Concerning lighting, one of the easiest and least expensive ways for a novice photographer to get great portraits is to shoot outside about an hour before sunset. At that time of day, the sun has moved behind local trees and/or buildings. Everything is still well lit, but the large open sky is providing the primary illumination - not the harsh sun. With a typical consumer camera, one will have about thirty minutes or so before it starts to get too dark to shoot. When shooting at other times of the day, I try to position my subject on the edge of "open shade" - still in the shadows, but just barely. Cloudy days are also great for portraits. The main point to remember is this: To make the most pleasing outdoor photos in most locations, avoid direct sun-light when possible.

Regarding composition, the general rule of thumb is this: Portraits usually look best when the subject's eyes are about 1/3 from the top of the frame. Most pictures also look the most pleasing when there is a bit more room in front of the subject than behind.

The other compositional component of which to be mindful is the background. Make sure everything complements the subject. While there are always exceptions, a good default approach is to make sure the background is not overly bright or distracting. Never be afraid to reposition your subject if the current location does not lend itself to a flattering portrait. Other than that, just experiment with what looks best. Move the camera position and/or your subject around within a scene until a location/angle is found that works best.
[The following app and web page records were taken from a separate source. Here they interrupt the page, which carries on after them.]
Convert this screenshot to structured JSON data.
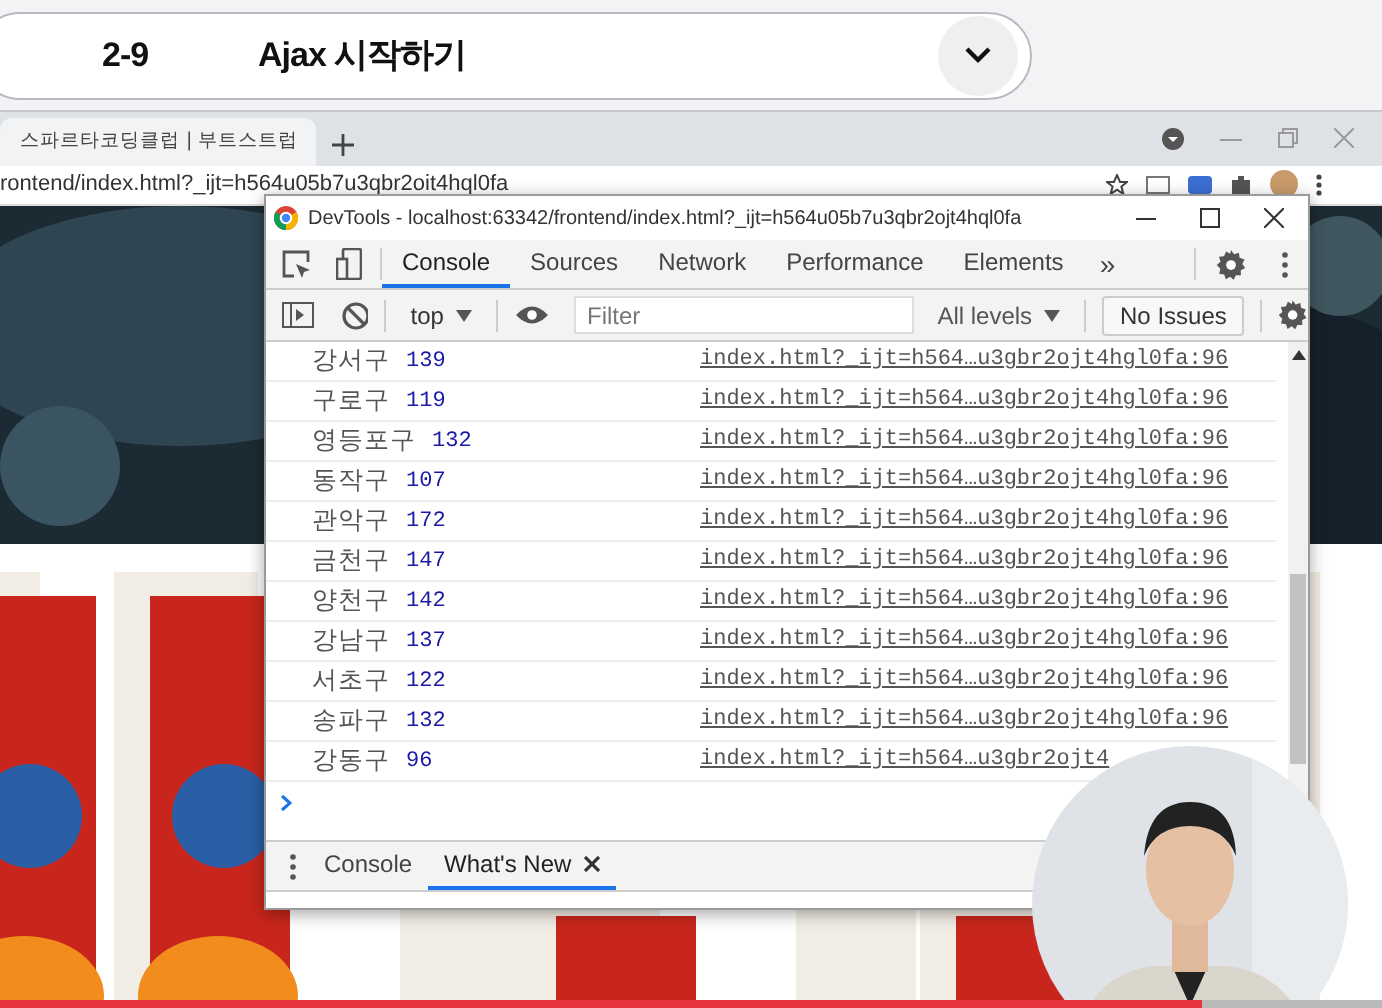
{
  "lesson_header": {
    "number": "2-9",
    "title": "Ajax 시작하기"
  },
  "browser": {
    "tab_title": "스파르타코딩클럽 | 부트스트럽",
    "address": "rontend/index.html?_ijt=h564u05b7u3qbr2oit4hql0fa"
  },
  "devtools": {
    "title": "DevTools - localhost:63342/frontend/index.html?_ijt=h564u05b7u3qbr2ojt4hql0fa",
    "tabs": [
      {
        "label": "Console",
        "selected": true
      },
      {
        "label": "Sources",
        "selected": false
      },
      {
        "label": "Network",
        "selected": false
      },
      {
        "label": "Performance",
        "selected": false
      },
      {
        "label": "Elements",
        "selected": false
      }
    ],
    "more_tabs": "»",
    "context": "top",
    "filter": {
      "placeholder": "Filter"
    },
    "levels": "All levels",
    "issues": "No Issues",
    "messages": [
      {
        "name": "강서구",
        "count": "139",
        "source": "index.html?_ijt=h564…u3gbr2ojt4hgl0fa:96"
      },
      {
        "name": "구로구",
        "count": "119",
        "source": "index.html?_ijt=h564…u3gbr2ojt4hgl0fa:96"
      },
      {
        "name": "영등포구",
        "count": "132",
        "source": "index.html?_ijt=h564…u3gbr2ojt4hgl0fa:96"
      },
      {
        "name": "동작구",
        "count": "107",
        "source": "index.html?_ijt=h564…u3gbr2ojt4hgl0fa:96"
      },
      {
        "name": "관악구",
        "count": "172",
        "source": "index.html?_ijt=h564…u3gbr2ojt4hgl0fa:96"
      },
      {
        "name": "금천구",
        "count": "147",
        "source": "index.html?_ijt=h564…u3gbr2ojt4hgl0fa:96"
      },
      {
        "name": "양천구",
        "count": "142",
        "source": "index.html?_ijt=h564…u3gbr2ojt4hgl0fa:96"
      },
      {
        "name": "강남구",
        "count": "137",
        "source": "index.html?_ijt=h564…u3gbr2ojt4hgl0fa:96"
      },
      {
        "name": "서초구",
        "count": "122",
        "source": "index.html?_ijt=h564…u3gbr2ojt4hgl0fa:96"
      },
      {
        "name": "송파구",
        "count": "132",
        "source": "index.html?_ijt=h564…u3gbr2ojt4hgl0fa:96"
      },
      {
        "name": "강동구",
        "count": "96",
        "source": "index.html?_ijt=h564…u3gbr2ojt4"
      }
    ],
    "drawer_tabs": [
      {
        "label": "Console",
        "selected": false,
        "closable": false
      },
      {
        "label": "What's New",
        "selected": true,
        "closable": true
      }
    ]
  },
  "video": {
    "level": 0.87
  }
}
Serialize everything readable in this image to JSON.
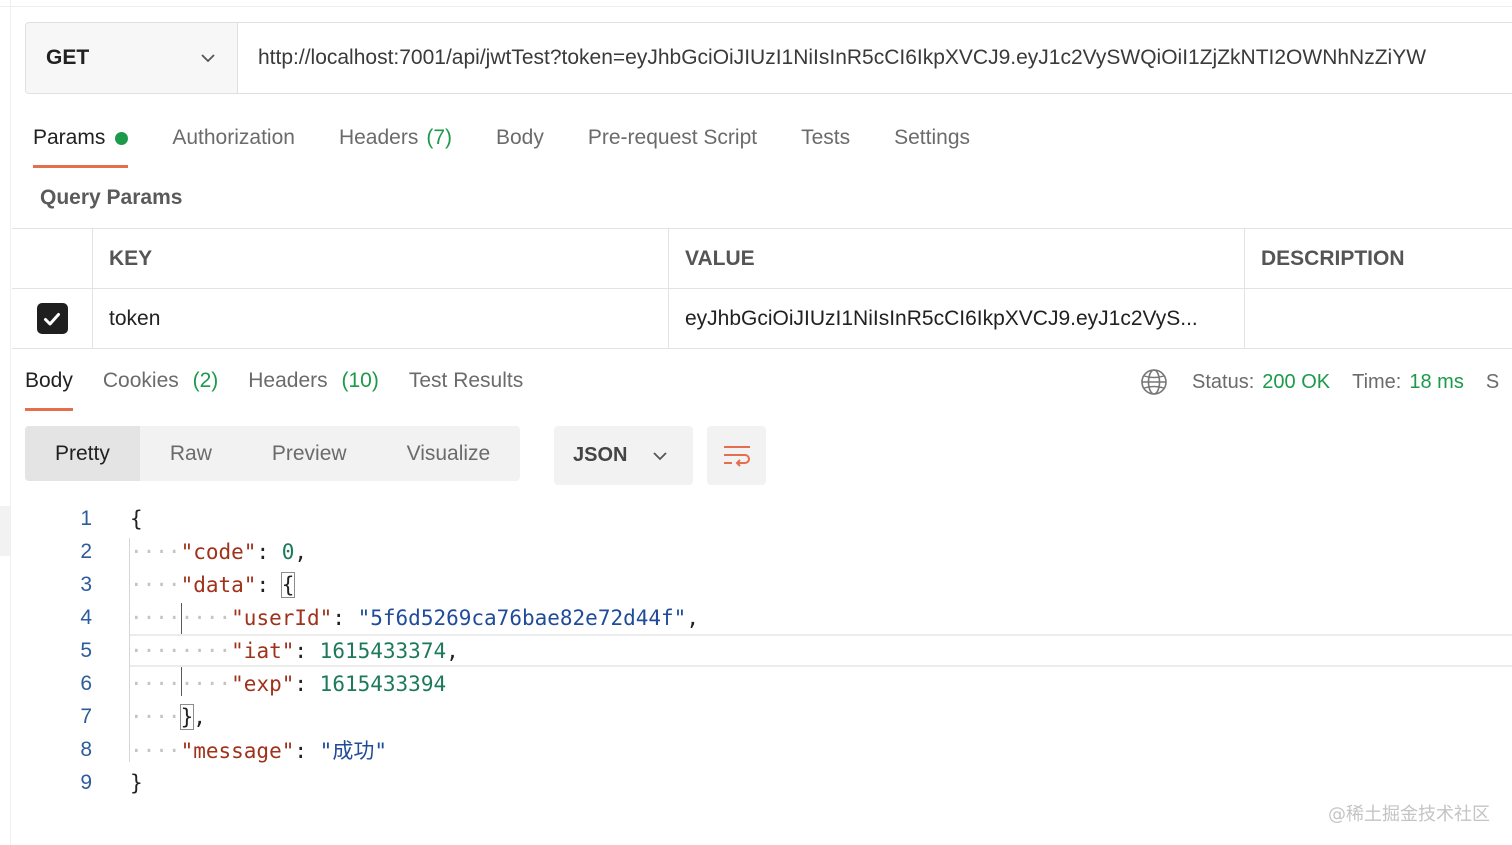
{
  "request": {
    "method": "GET",
    "url": "http://localhost:7001/api/jwtTest?token=eyJhbGciOiJIUzI1NiIsInR5cCI6IkpXVCJ9.eyJ1c2VySWQiOiI1ZjZkNTI2OWNhNzZiYW"
  },
  "request_tabs": [
    {
      "label": "Params",
      "active": true,
      "dot": true
    },
    {
      "label": "Authorization"
    },
    {
      "label": "Headers",
      "count": "(7)"
    },
    {
      "label": "Body"
    },
    {
      "label": "Pre-request Script"
    },
    {
      "label": "Tests"
    },
    {
      "label": "Settings"
    }
  ],
  "query_params": {
    "title": "Query Params",
    "columns": [
      "KEY",
      "VALUE",
      "DESCRIPTION"
    ],
    "rows": [
      {
        "checked": true,
        "key": "token",
        "value": "eyJhbGciOiJIUzI1NiIsInR5cCI6IkpXVCJ9.eyJ1c2VyS...",
        "description": ""
      }
    ]
  },
  "response_tabs": [
    {
      "label": "Body",
      "active": true
    },
    {
      "label": "Cookies",
      "count": "(2)"
    },
    {
      "label": "Headers",
      "count": "(10)"
    },
    {
      "label": "Test Results"
    }
  ],
  "status": {
    "status_label": "Status:",
    "status_value": "200 OK",
    "time_label": "Time:",
    "time_value": "18 ms",
    "size_label_partial": "S"
  },
  "view_modes": [
    "Pretty",
    "Raw",
    "Preview",
    "Visualize"
  ],
  "format": "JSON",
  "code_lines": [
    {
      "n": "1"
    },
    {
      "n": "2"
    },
    {
      "n": "3"
    },
    {
      "n": "4"
    },
    {
      "n": "5"
    },
    {
      "n": "6"
    },
    {
      "n": "7"
    },
    {
      "n": "8"
    },
    {
      "n": "9"
    }
  ],
  "json_body": {
    "open": "{",
    "code_key": "\"code\"",
    "code_val": "0",
    "data_key": "\"data\"",
    "data_open": "{",
    "userId_key": "\"userId\"",
    "userId_val": "\"5f6d5269ca76bae82e72d44f\"",
    "iat_key": "\"iat\"",
    "iat_val": "1615433374",
    "exp_key": "\"exp\"",
    "exp_val": "1615433394",
    "data_close": "}",
    "message_key": "\"message\"",
    "message_val": "\"成功\"",
    "close": "}"
  },
  "watermark": "@稀土掘金技术社区",
  "colors": {
    "accent": "#e56e4d",
    "success": "#1c9a4a",
    "json_key": "#a0311b",
    "json_string": "#1f4b9a",
    "json_number": "#1c7a5a"
  }
}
With these basic tips in mind, quality portraits are easily within the reach of almost any photographer regardless of their equipment, age, or experience.